Given data.
--------------------
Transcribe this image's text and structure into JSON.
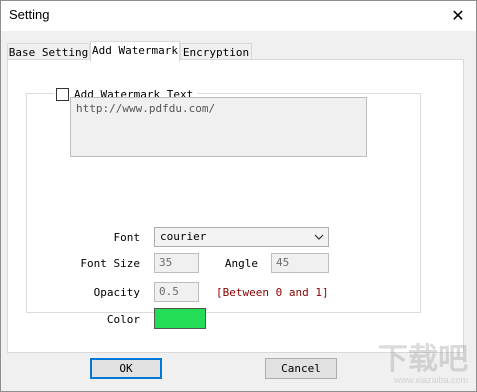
{
  "window": {
    "title": "Setting",
    "close_glyph": "✕"
  },
  "tabs": [
    {
      "label": "Base Setting",
      "active": false
    },
    {
      "label": "Add Watermark",
      "active": true
    },
    {
      "label": "Encryption",
      "active": false
    }
  ],
  "watermark": {
    "checkbox_label": "Add Watermark Text",
    "checked": false,
    "text_value": "http://www.pdfdu.com/",
    "font_label": "Font",
    "font_value": "courier",
    "font_size_label": "Font Size",
    "font_size_value": "35",
    "angle_label": "Angle",
    "angle_value": "45",
    "opacity_label": "Opacity",
    "opacity_value": "0.5",
    "opacity_hint": "[Between 0 and 1]",
    "color_label": "Color",
    "color_value": "#22dd55"
  },
  "buttons": {
    "ok_label": "OK",
    "cancel_label": "Cancel"
  },
  "site_watermark": {
    "main_text": "下载吧",
    "url_text": "www.xiazaiba.com"
  }
}
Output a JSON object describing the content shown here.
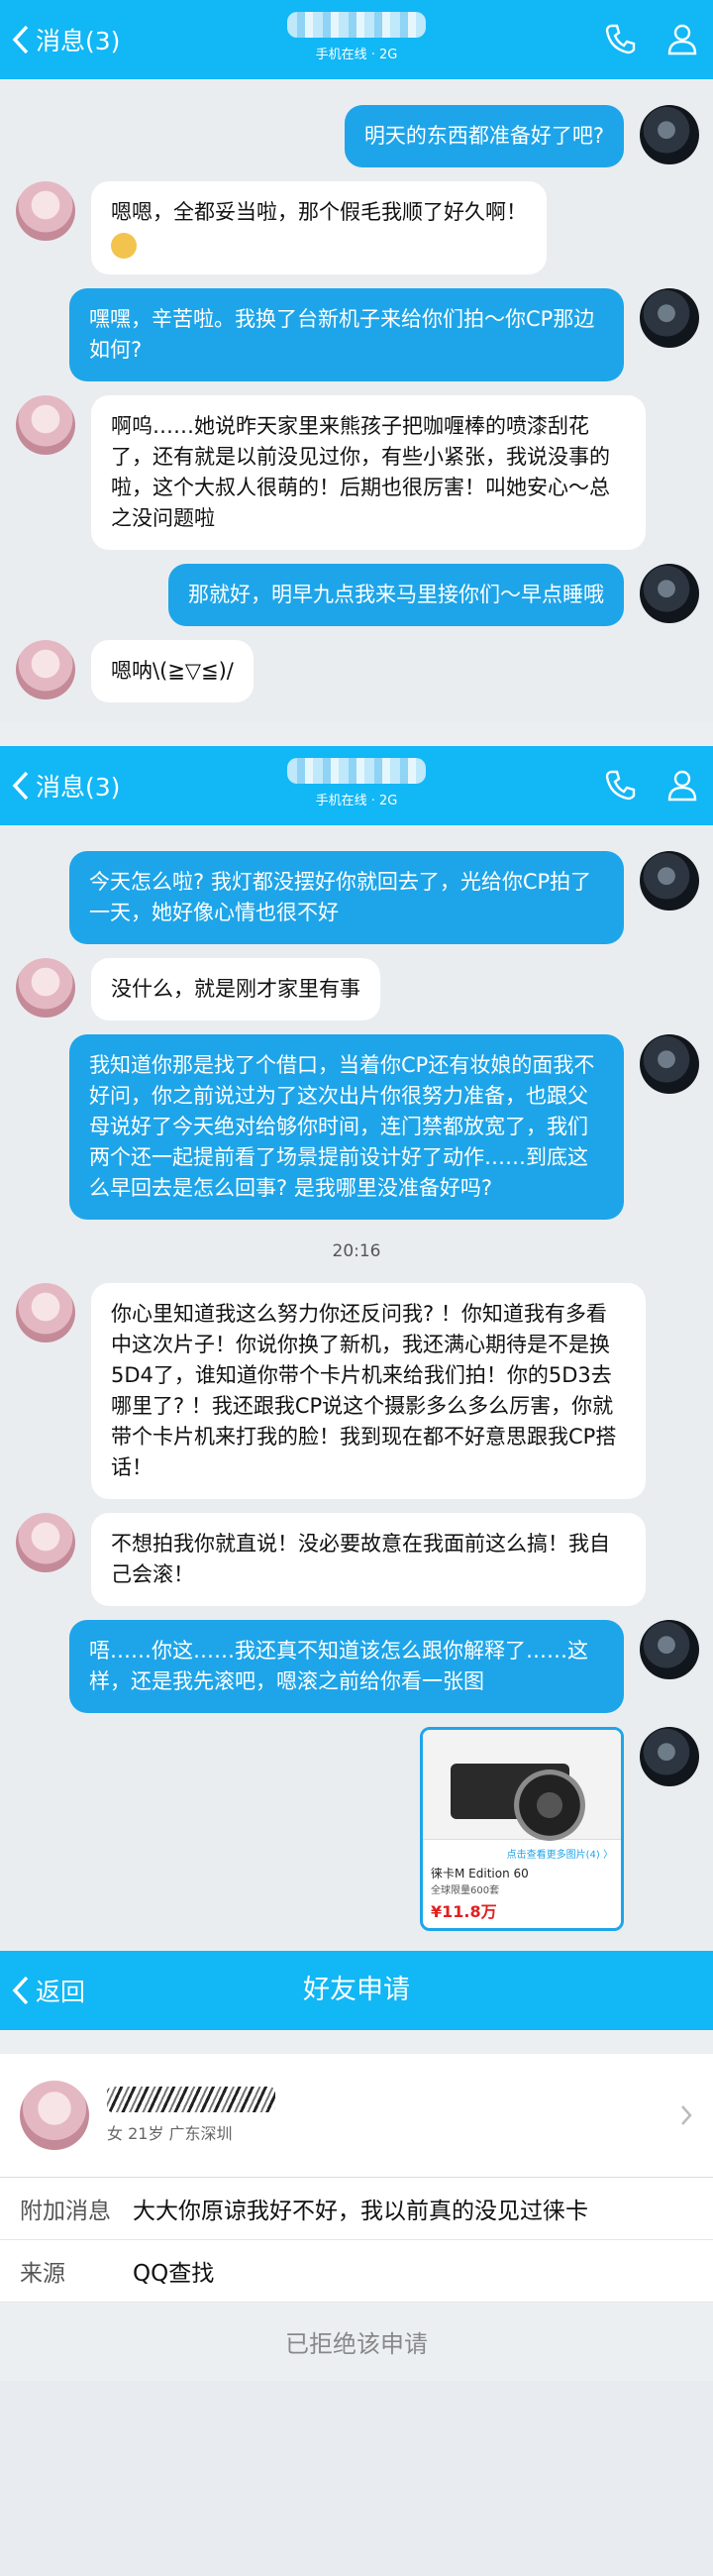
{
  "panel1": {
    "back_label": "消息(3)",
    "status": "手机在线 · 2G",
    "messages": [
      {
        "side": "right",
        "text": "明天的东西都准备好了吧?"
      },
      {
        "side": "left",
        "text": "嗯嗯，全都妥当啦，那个假毛我顺了好久啊！"
      },
      {
        "side": "right",
        "text": "嘿嘿，辛苦啦。我换了台新机子来给你们拍～你CP那边如何?"
      },
      {
        "side": "left",
        "text": "啊呜……她说昨天家里来熊孩子把咖喱棒的喷漆刮花了，还有就是以前没见过你，有些小紧张，我说没事的啦，这个大叔人很萌的！后期也很厉害！叫她安心～总之没问题啦"
      },
      {
        "side": "right",
        "text": "那就好，明早九点我来马里接你们～早点睡哦"
      },
      {
        "side": "left",
        "text": "嗯呐\\(≧▽≦)/"
      }
    ]
  },
  "panel2": {
    "back_label": "消息(3)",
    "status": "手机在线 · 2G",
    "messages_a": [
      {
        "side": "right",
        "text": "今天怎么啦? 我灯都没摆好你就回去了，光给你CP拍了一天，她好像心情也很不好"
      },
      {
        "side": "left",
        "text": "没什么，就是刚才家里有事"
      },
      {
        "side": "right",
        "text": "我知道你那是找了个借口，当着你CP还有妆娘的面我不好问，你之前说过为了这次出片你很努力准备，也跟父母说好了今天绝对给够你时间，连门禁都放宽了，我们两个还一起提前看了场景提前设计好了动作……到底这么早回去是怎么回事? 是我哪里没准备好吗?"
      }
    ],
    "time": "20:16",
    "messages_b": [
      {
        "side": "left",
        "text": "你心里知道我这么努力你还反问我? ！你知道我有多看中这次片子！你说你换了新机，我还满心期待是不是换5D4了，谁知道你带个卡片机来给我们拍！你的5D3去哪里了? ！我还跟我CP说这个摄影多么多么厉害，你就带个卡片机来打我的脸！我到现在都不好意思跟我CP搭话！"
      },
      {
        "side": "left",
        "text": "不想拍我你就直说！没必要故意在我面前这么搞！我自己会滚！"
      },
      {
        "side": "right",
        "text": "唔……你这……我还真不知道该怎么跟你解释了……这样，还是我先滚吧，嗯滚之前给你看一张图"
      }
    ],
    "card": {
      "link": "点击查看更多图片(4) 〉",
      "name": "徕卡M Edition 60",
      "limit": "全球限量600套",
      "price": "¥11.8万"
    }
  },
  "panel3": {
    "back_label": "返回",
    "title": "好友申请",
    "profile_sub": "女  21岁  广东深圳",
    "attach_key": "附加消息",
    "attach_val": "大大你原谅我好不好，我以前真的没见过徕卡",
    "source_key": "来源",
    "source_val": "QQ查找",
    "footer": "已拒绝该申请"
  },
  "colors": {
    "accent": "#12b7f5",
    "bubble_self": "#1ea5e9",
    "bubble_other": "#ffffff"
  }
}
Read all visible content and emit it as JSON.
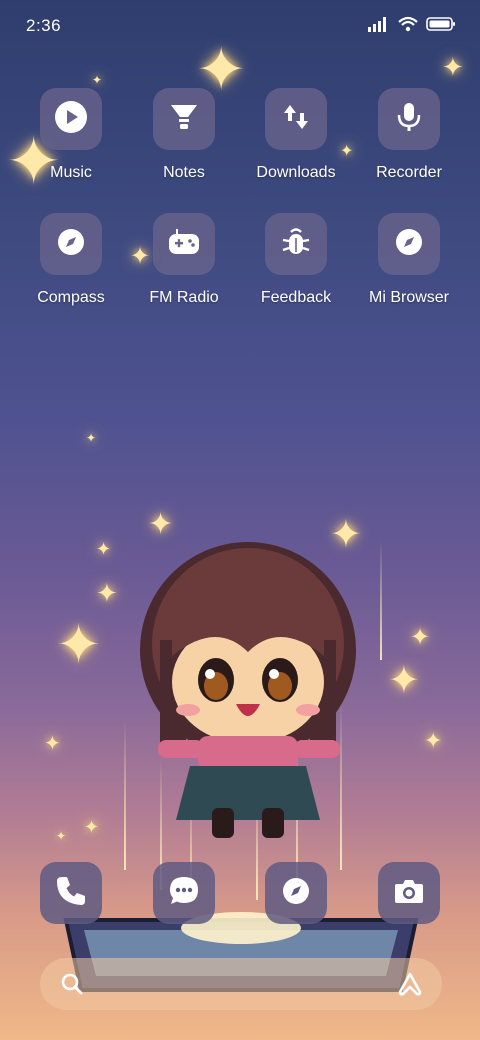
{
  "status_bar": {
    "time": "2:36",
    "icons": [
      "signal-icon",
      "wifi-icon",
      "battery-icon"
    ]
  },
  "apps_row1": [
    {
      "label": "Music",
      "icon": "play-icon"
    },
    {
      "label": "Notes",
      "icon": "notes-icon"
    },
    {
      "label": "Downloads",
      "icon": "download-arrows-icon"
    },
    {
      "label": "Recorder",
      "icon": "microphone-icon"
    }
  ],
  "apps_row2": [
    {
      "label": "Compass",
      "icon": "compass-icon"
    },
    {
      "label": "FM Radio",
      "icon": "gamepad-icon"
    },
    {
      "label": "Feedback",
      "icon": "bug-icon"
    },
    {
      "label": "Mi Browser",
      "icon": "compass-icon"
    }
  ],
  "dock": [
    {
      "icon": "phone-icon"
    },
    {
      "icon": "messages-icon"
    },
    {
      "icon": "compass-icon"
    },
    {
      "icon": "camera-icon"
    }
  ],
  "search_bar": {
    "left_icon": "search-icon",
    "right_icon": "assistant-icon"
  },
  "colors": {
    "tile": "#69648c",
    "sky_top": "#2f3d6e",
    "sky_bottom": "#f0b889"
  }
}
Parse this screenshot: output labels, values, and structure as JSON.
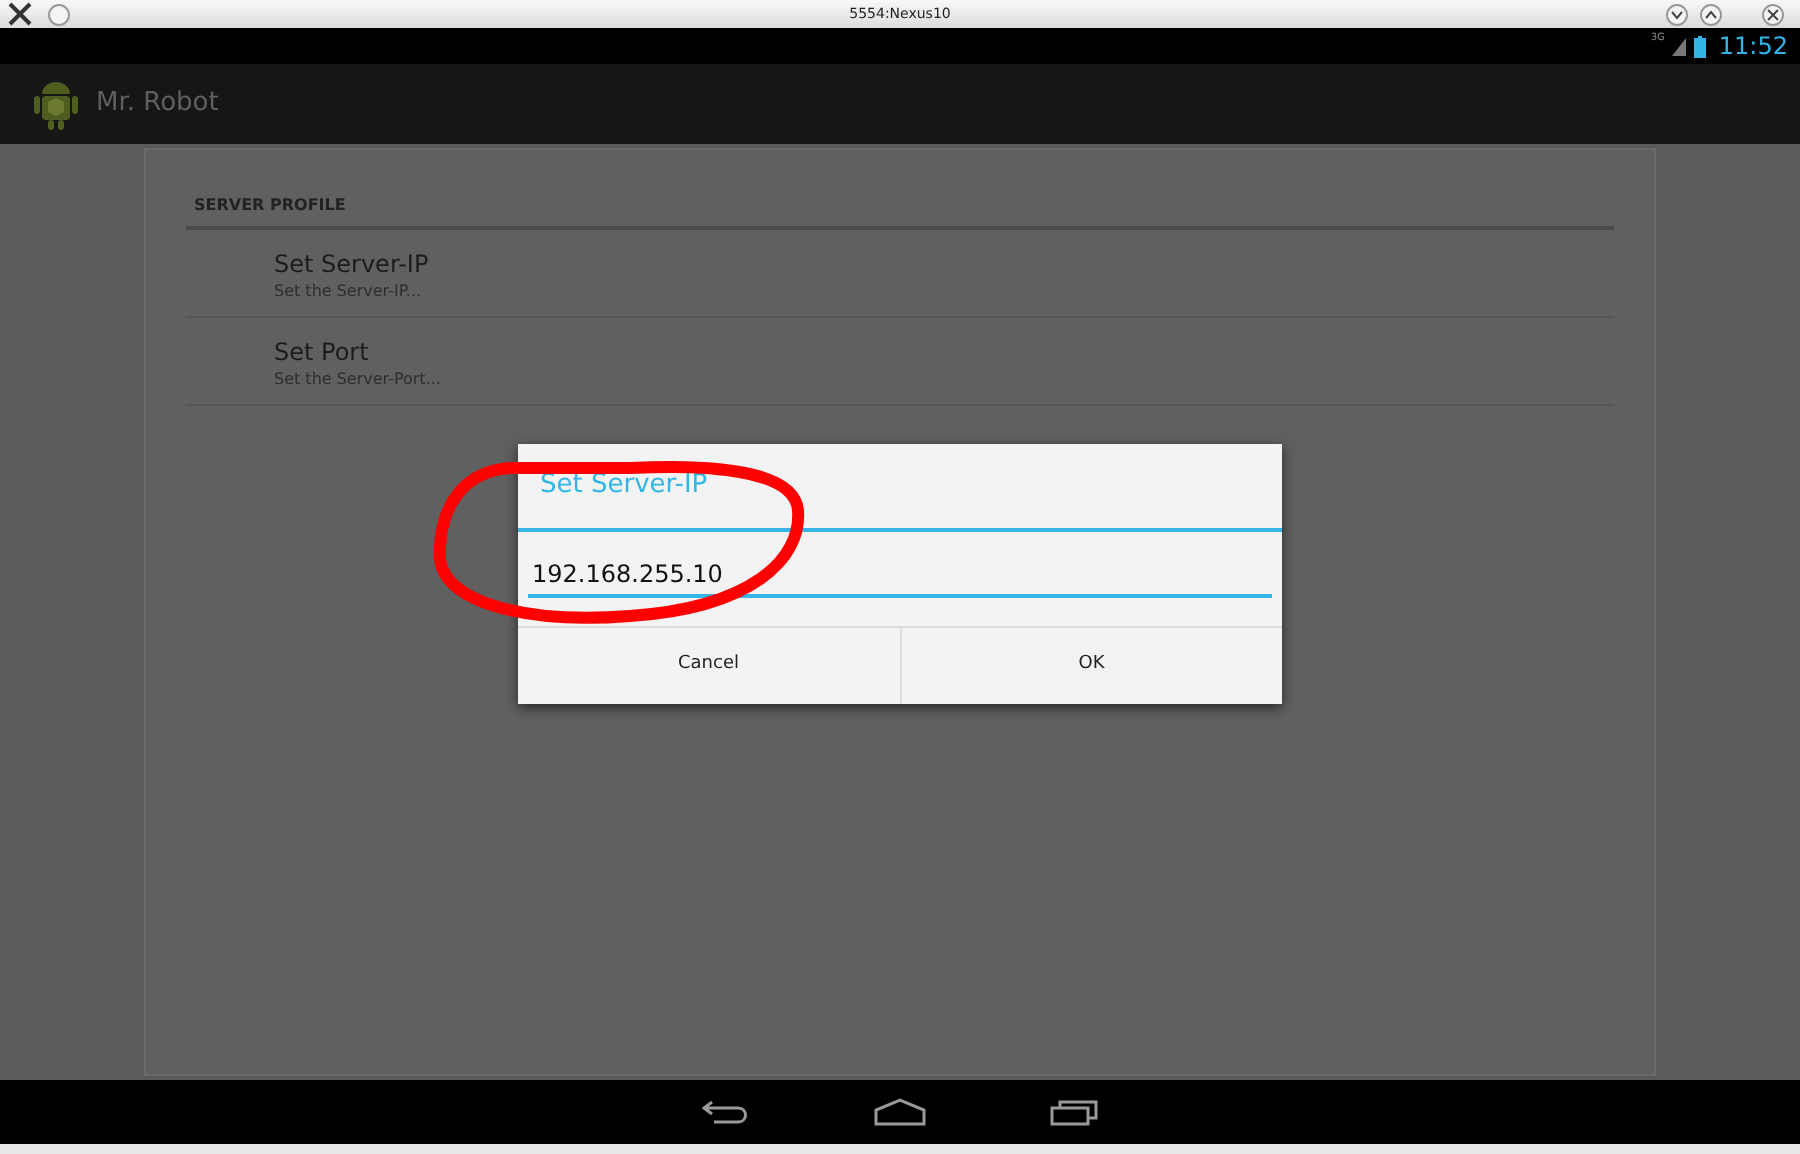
{
  "window": {
    "title": "5554:Nexus10"
  },
  "status_bar": {
    "time": "11:52",
    "network": "3G"
  },
  "action_bar": {
    "title": "Mr. Robot"
  },
  "preferences": {
    "category": "SERVER PROFILE",
    "items": [
      {
        "title": "Set Server-IP",
        "summary": "Set the Server-IP..."
      },
      {
        "title": "Set Port",
        "summary": "Set the Server-Port..."
      }
    ]
  },
  "dialog": {
    "title": "Set Server-IP",
    "value": "192.168.255.10",
    "buttons": [
      "Cancel",
      "OK"
    ]
  }
}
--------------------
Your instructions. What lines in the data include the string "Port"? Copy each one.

Task solution.
        "title": "Set Port",
        "summary": "Set the Server-Port..."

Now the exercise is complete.